  5. Texas and Iowa likely have different sentencing guidelines for these crimes, which would add to why there is such a disparity between the sentencings of these two individuals. Further, the Washington Post reported that Texas is “cracking down” on voter fraud. This also probably played a factor in Ms. Mason’s sentence.
  6. According to Ms. Mason’s attorney, no one, not even her probation officer, told her that being a felon on supervision meant she could not vote. The meme makes a point of saying this, perhaps to make Ms. Mason appear to be the victim of a racist judicial system.
  7. Just because Ms. Mason says that no one told her that she couldn’t vote doesn’t make it true. I mean, she was originally convicted for tax fraud! (The meme’s creator seems to take Ms. Mason’s word as gospel.)
  8. Ms. Rote told authorities that her crime was a “a spur-of-the-moment thing” when she passed a satellite voting location. She also said that she didn’t know what came over her at the time. Why was this not mentioned in the meme? The meme’s creator definitely considered it a priority for Ms. Mason. (Like Ms. Mason, Rote’s excuses might also be lies told in a hope to lessen the perceived severity of her crime.)

I Hate Social Media Memes

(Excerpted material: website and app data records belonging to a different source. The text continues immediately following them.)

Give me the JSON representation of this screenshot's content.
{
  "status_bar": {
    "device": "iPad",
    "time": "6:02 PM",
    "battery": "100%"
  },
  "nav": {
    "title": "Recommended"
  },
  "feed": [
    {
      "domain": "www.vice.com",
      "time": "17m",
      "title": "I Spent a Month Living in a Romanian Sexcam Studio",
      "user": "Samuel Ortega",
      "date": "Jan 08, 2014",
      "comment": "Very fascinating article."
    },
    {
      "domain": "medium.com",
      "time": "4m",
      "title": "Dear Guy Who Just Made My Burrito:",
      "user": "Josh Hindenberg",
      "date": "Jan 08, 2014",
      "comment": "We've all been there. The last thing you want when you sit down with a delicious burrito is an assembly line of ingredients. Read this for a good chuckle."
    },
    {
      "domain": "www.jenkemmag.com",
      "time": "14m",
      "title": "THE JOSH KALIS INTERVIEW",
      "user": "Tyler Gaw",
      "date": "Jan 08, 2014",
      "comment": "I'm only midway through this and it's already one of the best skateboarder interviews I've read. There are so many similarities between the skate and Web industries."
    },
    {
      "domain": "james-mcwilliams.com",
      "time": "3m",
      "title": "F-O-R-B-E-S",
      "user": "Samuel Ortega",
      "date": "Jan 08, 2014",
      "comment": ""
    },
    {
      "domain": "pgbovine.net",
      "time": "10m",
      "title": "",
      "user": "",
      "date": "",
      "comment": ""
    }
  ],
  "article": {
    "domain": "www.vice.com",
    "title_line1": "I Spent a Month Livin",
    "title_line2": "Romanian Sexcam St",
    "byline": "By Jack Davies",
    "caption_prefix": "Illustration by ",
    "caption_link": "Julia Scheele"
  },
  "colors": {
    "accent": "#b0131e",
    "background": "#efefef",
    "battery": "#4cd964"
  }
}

So, is our justice system inherently racist?  If it is, this meme doesn’t prove it. Social media memes are bad because the content in them is often deliberately deceptive. These things are designed by clever people who know how to play to people’s emotions and cognitive biases, particularly confirmation bias. Despite glaring inaccuracies, fast and loose “facts,” and a rather obvious agenda, people believe these memes. They share them as “proof” the righteousness of their causes. If you’ve gotten this far, I hope that this blog post will at least convince you to look into these things a bit deeper. Do your research. If the meme holds up to the rigors of fact, then by all means share it. If it doesn’t, then I wouldn’t recommend sharing it. You wouldn’t want someone like me saying that you’ve been played for a fool, would you?

About J.P. Ribner, Indie Author

J.P. Ribner is the author of the Viking fantasy adventure series, The Berserker’s Saga. Currently, the saga features three novels – Legacy of the Bear, Prophecy of the Bear, and The Berserker’s Return.  He’s also in the process of editing Wasted Youth: A Flint Punk Rock Memoir.  Born and raised in Flint, Michigan, J.P. now lives in the Metro Detroit area with his wife and three sons.